▸ WHAT IS EXPECTED: Find all the lines in the material below with the word "data", and copy them.
Start of RECORDS FOR PROCESSING
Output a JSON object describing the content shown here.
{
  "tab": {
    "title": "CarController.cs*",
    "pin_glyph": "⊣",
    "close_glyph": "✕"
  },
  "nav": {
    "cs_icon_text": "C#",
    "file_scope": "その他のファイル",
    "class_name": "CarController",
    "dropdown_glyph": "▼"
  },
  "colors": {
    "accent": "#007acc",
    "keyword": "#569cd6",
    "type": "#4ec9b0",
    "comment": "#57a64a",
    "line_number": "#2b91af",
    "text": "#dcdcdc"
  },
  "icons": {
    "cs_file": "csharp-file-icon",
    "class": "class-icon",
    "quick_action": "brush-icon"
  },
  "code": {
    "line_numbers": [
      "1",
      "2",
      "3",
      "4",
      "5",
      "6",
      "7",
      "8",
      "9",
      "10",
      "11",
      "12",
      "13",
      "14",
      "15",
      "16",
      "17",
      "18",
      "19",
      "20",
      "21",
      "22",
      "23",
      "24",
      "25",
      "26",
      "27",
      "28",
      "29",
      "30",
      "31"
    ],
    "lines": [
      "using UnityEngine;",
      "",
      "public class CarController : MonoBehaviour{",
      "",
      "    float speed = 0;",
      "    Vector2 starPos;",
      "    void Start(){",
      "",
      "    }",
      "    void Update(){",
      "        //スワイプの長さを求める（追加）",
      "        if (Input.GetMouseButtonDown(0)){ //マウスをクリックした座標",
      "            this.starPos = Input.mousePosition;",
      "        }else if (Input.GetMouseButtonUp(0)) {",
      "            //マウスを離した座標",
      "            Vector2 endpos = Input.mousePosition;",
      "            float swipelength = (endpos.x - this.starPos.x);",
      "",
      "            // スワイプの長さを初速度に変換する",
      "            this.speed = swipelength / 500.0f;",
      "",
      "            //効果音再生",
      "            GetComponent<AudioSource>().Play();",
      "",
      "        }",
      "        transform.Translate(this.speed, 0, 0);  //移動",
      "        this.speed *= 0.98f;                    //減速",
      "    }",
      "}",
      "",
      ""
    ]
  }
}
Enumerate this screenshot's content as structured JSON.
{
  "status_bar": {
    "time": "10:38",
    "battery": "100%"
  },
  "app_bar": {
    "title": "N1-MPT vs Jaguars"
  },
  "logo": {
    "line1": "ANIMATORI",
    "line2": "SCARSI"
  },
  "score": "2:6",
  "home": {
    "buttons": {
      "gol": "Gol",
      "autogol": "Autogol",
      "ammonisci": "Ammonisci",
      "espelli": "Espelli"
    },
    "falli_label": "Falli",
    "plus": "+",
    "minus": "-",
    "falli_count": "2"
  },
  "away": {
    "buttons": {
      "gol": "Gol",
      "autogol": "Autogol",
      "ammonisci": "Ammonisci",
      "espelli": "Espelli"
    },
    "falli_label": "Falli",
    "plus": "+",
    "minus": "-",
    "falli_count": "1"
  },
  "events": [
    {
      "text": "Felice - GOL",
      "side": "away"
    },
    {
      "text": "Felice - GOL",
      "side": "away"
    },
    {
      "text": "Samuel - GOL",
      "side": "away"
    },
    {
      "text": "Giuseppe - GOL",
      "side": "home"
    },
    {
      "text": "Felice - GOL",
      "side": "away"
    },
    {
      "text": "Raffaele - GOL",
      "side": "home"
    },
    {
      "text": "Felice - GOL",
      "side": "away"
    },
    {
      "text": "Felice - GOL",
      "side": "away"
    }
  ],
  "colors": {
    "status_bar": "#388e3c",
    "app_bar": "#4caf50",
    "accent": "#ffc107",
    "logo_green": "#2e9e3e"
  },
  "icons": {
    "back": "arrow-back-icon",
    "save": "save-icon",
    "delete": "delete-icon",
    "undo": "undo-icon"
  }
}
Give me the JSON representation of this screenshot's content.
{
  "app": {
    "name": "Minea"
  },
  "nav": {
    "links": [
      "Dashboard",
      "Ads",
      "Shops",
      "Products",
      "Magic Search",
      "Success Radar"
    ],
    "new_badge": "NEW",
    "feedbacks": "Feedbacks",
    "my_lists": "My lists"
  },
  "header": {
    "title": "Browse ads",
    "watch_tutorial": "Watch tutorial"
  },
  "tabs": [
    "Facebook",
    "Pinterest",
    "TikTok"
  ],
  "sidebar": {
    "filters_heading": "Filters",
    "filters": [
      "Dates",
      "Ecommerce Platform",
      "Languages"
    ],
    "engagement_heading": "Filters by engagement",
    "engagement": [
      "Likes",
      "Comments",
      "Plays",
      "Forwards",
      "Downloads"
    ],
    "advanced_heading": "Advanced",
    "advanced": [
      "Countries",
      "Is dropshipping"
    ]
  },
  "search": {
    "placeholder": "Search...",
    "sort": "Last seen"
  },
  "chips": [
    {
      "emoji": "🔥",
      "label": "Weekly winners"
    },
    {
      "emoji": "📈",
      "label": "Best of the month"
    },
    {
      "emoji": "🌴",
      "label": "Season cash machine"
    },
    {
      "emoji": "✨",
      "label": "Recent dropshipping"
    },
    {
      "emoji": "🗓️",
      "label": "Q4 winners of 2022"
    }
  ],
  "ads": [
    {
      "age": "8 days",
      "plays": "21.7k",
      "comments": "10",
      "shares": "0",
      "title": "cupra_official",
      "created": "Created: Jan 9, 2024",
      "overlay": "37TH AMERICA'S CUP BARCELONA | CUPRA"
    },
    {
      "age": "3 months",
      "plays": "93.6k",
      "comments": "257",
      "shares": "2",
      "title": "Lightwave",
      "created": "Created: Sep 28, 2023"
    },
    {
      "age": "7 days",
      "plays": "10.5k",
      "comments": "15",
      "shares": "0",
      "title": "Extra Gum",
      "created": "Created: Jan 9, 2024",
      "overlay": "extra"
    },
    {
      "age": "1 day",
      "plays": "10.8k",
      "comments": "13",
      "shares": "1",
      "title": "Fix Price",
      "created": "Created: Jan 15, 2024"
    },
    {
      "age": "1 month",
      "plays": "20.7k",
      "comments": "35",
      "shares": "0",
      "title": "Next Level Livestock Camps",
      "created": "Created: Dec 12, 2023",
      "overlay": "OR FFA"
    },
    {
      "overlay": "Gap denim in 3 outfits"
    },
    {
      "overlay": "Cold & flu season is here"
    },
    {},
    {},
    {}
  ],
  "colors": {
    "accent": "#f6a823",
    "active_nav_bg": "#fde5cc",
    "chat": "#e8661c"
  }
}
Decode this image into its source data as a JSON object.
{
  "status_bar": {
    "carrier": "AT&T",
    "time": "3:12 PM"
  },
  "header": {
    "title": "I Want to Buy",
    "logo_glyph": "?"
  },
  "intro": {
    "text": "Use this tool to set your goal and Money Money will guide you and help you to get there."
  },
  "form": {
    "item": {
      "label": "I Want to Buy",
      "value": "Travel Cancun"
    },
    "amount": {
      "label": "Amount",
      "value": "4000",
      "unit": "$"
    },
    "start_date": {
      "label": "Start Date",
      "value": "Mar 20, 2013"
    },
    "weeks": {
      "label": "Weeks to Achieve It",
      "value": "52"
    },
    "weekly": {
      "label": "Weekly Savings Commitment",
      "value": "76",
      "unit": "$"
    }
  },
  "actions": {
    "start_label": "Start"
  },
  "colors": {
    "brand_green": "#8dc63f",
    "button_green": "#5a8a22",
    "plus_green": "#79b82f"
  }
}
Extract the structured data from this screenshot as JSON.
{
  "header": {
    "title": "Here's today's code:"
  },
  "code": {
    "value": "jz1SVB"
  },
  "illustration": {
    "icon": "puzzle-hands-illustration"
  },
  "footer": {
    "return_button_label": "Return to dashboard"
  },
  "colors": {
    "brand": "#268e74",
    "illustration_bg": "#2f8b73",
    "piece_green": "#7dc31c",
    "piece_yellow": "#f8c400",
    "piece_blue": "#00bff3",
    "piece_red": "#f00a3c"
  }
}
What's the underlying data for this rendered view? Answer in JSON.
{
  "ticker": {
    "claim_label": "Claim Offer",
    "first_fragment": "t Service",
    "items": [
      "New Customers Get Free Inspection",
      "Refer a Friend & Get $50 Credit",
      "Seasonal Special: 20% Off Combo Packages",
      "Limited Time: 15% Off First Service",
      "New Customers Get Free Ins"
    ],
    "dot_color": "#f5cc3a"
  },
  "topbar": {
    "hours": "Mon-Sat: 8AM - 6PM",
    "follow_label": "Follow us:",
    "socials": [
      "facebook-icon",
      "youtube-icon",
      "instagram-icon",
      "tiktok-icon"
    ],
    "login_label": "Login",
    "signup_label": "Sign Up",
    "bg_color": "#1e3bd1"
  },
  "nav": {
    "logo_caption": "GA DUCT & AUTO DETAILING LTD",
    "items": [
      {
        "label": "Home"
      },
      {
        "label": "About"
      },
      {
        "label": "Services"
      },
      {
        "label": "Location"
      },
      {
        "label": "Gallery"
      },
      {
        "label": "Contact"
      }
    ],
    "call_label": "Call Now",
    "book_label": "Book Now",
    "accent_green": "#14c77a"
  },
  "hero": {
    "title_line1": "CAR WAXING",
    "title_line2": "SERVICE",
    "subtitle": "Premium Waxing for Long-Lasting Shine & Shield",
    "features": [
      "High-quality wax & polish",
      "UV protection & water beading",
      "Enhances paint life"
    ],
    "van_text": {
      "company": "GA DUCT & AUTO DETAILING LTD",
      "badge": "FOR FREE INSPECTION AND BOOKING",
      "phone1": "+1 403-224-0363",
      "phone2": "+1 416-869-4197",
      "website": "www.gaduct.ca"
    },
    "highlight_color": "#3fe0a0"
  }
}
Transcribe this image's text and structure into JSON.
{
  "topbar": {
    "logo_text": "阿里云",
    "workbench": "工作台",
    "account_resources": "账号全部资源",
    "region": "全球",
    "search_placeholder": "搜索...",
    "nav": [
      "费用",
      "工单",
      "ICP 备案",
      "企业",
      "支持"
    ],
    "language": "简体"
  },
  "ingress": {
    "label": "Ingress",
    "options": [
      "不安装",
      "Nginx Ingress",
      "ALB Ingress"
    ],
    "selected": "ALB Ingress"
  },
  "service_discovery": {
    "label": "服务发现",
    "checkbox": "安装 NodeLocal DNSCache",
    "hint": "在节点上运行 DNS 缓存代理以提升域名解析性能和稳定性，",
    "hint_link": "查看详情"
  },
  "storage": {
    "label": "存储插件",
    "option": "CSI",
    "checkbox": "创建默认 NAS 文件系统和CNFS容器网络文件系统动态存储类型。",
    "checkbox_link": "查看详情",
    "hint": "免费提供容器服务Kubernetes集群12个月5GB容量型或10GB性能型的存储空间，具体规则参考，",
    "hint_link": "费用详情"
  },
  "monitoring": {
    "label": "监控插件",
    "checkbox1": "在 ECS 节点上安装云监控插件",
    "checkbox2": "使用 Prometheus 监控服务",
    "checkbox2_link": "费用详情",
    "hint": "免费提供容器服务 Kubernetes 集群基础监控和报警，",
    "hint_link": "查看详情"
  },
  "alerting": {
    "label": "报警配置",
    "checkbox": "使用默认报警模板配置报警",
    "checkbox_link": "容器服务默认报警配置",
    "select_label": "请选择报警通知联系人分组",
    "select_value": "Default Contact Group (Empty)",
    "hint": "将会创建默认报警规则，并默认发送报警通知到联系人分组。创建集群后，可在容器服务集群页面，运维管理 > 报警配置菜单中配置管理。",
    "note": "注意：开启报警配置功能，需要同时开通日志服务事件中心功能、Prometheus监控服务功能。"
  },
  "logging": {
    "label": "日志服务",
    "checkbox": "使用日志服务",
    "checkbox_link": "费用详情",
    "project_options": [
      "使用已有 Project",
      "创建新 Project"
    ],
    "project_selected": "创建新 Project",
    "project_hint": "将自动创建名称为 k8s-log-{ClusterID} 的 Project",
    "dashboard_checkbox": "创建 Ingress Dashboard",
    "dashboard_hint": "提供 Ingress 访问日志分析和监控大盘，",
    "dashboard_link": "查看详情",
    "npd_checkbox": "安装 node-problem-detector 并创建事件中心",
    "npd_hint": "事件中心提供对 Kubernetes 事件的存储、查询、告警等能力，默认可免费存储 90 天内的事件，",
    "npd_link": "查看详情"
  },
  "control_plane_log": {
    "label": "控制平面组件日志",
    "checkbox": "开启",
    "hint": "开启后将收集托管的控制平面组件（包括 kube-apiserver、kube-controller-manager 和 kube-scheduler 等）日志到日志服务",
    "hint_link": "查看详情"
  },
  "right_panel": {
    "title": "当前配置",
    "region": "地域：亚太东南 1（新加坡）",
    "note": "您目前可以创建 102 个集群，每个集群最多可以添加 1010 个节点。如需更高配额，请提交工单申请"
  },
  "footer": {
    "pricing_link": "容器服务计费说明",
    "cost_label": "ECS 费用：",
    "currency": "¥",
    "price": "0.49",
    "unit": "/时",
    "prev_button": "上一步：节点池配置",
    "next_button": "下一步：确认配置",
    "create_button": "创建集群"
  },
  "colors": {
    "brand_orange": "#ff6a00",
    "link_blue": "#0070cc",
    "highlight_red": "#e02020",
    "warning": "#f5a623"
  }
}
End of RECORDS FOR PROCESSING
▸ RESPONSE AREA:
Decode this image into its source data as a JSON object.
Extract the structured data from this screenshot as JSON.
What's the underlying data for this rendered view? Answer in JSON.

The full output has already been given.